## What this task involves
Copy each line of the records that contains the word "matrix".

## Data for this task

____________

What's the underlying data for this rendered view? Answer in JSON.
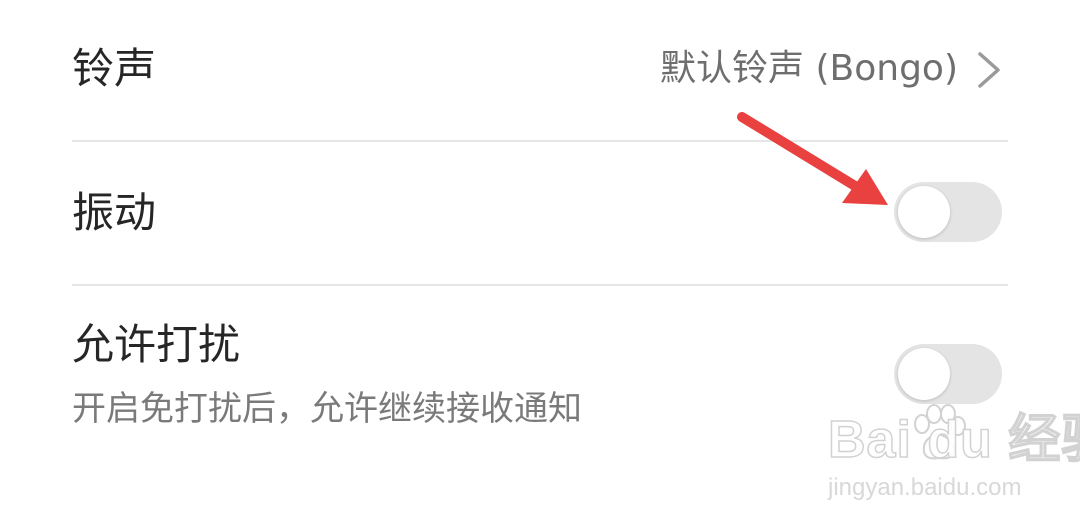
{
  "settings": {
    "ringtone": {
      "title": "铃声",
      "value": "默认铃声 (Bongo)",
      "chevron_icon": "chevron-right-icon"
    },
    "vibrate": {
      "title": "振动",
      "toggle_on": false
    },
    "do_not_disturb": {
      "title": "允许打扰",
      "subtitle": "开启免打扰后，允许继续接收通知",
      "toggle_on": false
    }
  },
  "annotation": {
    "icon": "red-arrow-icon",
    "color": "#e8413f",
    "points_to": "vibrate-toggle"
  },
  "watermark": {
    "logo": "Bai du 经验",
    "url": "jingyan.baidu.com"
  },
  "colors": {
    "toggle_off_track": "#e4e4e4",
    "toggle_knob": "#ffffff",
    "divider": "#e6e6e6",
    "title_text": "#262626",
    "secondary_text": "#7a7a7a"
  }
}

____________

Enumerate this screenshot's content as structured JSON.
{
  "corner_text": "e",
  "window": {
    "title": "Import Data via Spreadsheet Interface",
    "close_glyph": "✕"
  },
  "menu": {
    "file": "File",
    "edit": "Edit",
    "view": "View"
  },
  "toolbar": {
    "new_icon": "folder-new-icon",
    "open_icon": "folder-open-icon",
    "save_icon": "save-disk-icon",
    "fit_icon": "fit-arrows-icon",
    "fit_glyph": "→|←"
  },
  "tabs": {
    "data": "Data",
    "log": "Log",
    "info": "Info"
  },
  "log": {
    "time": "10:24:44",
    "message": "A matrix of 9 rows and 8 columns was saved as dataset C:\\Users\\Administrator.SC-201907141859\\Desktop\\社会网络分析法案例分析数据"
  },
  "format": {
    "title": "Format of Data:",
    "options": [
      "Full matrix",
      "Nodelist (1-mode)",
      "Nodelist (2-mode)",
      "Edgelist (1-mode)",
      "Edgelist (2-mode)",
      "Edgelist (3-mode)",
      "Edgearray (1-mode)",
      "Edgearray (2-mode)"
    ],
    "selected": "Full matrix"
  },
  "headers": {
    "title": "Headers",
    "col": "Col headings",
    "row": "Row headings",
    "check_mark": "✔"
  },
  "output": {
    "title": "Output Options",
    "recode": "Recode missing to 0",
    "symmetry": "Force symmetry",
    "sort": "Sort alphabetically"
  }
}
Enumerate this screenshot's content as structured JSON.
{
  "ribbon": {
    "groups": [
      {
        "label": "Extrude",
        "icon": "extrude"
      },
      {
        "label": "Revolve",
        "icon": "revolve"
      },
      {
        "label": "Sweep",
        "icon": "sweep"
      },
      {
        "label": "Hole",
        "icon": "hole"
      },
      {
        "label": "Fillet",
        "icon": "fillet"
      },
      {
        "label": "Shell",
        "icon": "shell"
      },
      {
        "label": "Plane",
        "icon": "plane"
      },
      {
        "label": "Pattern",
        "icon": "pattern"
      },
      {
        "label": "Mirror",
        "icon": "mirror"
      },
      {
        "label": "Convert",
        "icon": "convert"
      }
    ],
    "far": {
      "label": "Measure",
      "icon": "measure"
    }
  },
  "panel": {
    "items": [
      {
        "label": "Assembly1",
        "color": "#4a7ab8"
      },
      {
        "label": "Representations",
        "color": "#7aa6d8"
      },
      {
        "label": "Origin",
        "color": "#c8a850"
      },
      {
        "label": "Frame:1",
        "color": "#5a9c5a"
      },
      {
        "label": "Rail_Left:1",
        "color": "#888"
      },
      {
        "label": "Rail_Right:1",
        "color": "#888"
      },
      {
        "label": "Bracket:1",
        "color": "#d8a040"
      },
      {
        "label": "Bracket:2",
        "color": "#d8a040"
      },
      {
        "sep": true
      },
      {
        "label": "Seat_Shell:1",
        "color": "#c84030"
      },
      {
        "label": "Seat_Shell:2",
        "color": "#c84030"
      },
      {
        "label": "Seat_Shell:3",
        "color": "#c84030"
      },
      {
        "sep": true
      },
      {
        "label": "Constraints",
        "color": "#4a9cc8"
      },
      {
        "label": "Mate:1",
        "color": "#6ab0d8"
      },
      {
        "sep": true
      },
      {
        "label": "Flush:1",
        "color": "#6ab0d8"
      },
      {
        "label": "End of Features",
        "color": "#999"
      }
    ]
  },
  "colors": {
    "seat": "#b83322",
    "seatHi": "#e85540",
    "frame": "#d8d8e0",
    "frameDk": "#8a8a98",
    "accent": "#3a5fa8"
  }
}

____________

## Exercise result
    "message": "A matrix of 9 rows and 8 columns was saved as dataset C:\\Users\\Administrator.SC-201907141859\\Desktop\\社会网络分析法案例分析数据"
      "Full matrix",
    "selected": "Full matrix"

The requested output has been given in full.